» EXERCISE BRIEF
Could you work out how many lines of the material below hold "Viringo"? Only the number is needed.

» EXTRACTED DATA

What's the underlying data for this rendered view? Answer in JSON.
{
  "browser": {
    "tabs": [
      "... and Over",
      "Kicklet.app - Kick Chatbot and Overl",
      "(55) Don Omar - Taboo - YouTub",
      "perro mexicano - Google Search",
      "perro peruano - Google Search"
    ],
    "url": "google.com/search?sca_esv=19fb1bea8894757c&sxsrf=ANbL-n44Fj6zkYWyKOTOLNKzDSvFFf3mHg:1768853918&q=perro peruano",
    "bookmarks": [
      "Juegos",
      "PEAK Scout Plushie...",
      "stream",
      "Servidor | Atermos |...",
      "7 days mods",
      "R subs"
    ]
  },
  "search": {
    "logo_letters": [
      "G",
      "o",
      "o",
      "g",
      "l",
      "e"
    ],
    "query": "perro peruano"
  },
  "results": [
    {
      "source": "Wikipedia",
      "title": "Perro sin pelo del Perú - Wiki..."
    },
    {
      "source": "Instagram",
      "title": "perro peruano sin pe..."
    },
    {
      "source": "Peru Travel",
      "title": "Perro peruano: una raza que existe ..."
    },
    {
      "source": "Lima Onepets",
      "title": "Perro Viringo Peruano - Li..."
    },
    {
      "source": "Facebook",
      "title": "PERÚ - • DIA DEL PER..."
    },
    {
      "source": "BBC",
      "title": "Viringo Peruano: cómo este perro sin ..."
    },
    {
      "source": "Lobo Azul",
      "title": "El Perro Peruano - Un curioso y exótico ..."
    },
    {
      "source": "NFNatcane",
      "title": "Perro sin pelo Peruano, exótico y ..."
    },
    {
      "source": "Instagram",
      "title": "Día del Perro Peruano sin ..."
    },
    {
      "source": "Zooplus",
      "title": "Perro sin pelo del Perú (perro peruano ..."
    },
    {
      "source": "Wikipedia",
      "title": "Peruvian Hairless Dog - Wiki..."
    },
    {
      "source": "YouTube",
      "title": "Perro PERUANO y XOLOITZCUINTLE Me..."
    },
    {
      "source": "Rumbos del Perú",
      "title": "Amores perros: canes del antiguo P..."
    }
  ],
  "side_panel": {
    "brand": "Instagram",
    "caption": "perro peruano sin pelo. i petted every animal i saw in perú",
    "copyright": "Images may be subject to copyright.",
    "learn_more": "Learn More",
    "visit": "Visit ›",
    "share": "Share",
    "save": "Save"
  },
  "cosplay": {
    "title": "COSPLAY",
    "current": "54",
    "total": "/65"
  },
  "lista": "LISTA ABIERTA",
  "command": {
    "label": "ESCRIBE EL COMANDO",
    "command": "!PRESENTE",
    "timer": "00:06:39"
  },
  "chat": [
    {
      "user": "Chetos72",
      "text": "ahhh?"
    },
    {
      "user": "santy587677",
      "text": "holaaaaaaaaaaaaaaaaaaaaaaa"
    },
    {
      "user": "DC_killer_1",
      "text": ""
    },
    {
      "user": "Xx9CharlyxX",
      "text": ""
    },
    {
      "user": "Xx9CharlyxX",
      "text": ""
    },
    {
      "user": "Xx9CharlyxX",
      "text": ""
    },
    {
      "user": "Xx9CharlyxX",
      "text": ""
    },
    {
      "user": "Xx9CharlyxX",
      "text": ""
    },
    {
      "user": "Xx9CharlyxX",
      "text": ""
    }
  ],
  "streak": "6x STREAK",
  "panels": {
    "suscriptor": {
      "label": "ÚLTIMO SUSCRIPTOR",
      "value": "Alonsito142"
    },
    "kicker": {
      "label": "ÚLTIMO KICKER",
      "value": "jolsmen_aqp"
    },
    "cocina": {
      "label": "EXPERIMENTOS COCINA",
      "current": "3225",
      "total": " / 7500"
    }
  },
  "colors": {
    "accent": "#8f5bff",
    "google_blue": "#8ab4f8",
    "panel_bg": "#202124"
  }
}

» TASK SOLUTION
2